- Chapter 2 Did Advances in Global Surveillance and Notification Systems Make a Difference in the 2009 H1N1 Pandemic?Michael A. Stoto and Ying Zhang
- Chapter 3 The Effectiveness of U.S. Public Health Surveillance Systems for Situational Awareness during the 2009 H1N1 PandemicMichael A. Stoto
- Chapter 4 Variability in School Closure Decisions in Response to 2009 H1N1Tamar Klaiman, John D. Kraemer, and Michael A. Stoto
- Chapter 5 Wearing Many Hats: Lessons about Emergency Preparedness and Routine Public Health from the H1N1 ResponseMatthew W. Lewis, Edward W. Chan, Christopher Nelson, Andrew S. Hackbarth, Christine A. Vaughan, Alonzo Plough, and Brit K. Oiulfstad
- Chapter 6 Variation in the Local Management of Publicly Purchased Antiviral Drugs during the 2009 H1N1 Influenza PandemicJennifer C. Hunter, Daniela C. Rodríguez, and Tomás J. Aragón

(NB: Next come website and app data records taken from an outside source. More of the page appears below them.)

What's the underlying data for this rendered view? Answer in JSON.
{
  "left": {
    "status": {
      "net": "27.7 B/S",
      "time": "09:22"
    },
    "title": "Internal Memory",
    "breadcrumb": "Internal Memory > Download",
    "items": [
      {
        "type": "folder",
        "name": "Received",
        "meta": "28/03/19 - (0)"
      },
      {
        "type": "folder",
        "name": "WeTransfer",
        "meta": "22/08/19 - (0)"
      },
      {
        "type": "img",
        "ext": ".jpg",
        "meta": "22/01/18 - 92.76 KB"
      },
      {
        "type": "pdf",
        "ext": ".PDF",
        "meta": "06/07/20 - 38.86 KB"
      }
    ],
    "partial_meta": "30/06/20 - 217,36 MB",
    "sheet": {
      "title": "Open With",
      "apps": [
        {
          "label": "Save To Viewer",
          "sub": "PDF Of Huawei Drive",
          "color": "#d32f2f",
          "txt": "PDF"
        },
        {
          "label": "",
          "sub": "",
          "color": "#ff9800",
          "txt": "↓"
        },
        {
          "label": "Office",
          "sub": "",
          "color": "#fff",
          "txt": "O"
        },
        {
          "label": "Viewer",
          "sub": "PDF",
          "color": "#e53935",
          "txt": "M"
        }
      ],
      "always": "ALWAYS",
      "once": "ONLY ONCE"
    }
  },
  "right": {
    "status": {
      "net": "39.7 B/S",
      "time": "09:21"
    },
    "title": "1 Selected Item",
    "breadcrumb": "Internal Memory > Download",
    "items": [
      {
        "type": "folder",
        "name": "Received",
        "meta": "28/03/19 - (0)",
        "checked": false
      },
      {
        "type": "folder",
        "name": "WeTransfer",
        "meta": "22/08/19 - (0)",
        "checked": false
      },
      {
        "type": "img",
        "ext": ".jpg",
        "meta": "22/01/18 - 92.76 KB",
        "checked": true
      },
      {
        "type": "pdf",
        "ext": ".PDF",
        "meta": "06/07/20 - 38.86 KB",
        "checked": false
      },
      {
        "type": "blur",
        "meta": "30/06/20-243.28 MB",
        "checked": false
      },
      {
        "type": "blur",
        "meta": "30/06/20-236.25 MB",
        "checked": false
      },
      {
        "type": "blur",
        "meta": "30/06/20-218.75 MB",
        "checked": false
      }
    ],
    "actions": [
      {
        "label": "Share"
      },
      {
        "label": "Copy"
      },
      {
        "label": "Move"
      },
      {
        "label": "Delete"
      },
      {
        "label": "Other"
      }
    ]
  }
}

- Chapter 7 The H1N1 Response from the Perspective of State and Territorial Immunization Program Managers: Managing the Vaccination CampaignAllison T. Chamberlain, Melissa A. Higdon, Katherine Seib, and Ellen A. S. Whitney
- Chapter 8 Implementing a National Vaccination Campaign at the State and Local Levels: Massachusetts Case StudyMichael A. Stoto and Melissa A. Higdon
- Chapter 9 The Italian Response to the 2009 H1N1 PandemicElena Savoia, Pierluigi Macini, and Maria Pia Fantini
- Chapter 10 Local Health Department Vaccination Success during 2009 H1N1Tamar Klaiman, Katherine O’Connell, and Michael A. Stoto
- Chapter 11 Public Communication during the 2009 H1N1 PandemicElena Savoia, Leesa Lin, and Kasisomayajula Viswanath
- Chapter 12 Obstacles to pH1N1 Vaccine Availability: The Complex Contracting Relationship between Vaccine Manufacturers, the World Health Organization, Donor and Beneficiary GovernmentsSam F. Halabi
- Chapter 13 Implications for Policy and PracticeMichael A. Stoto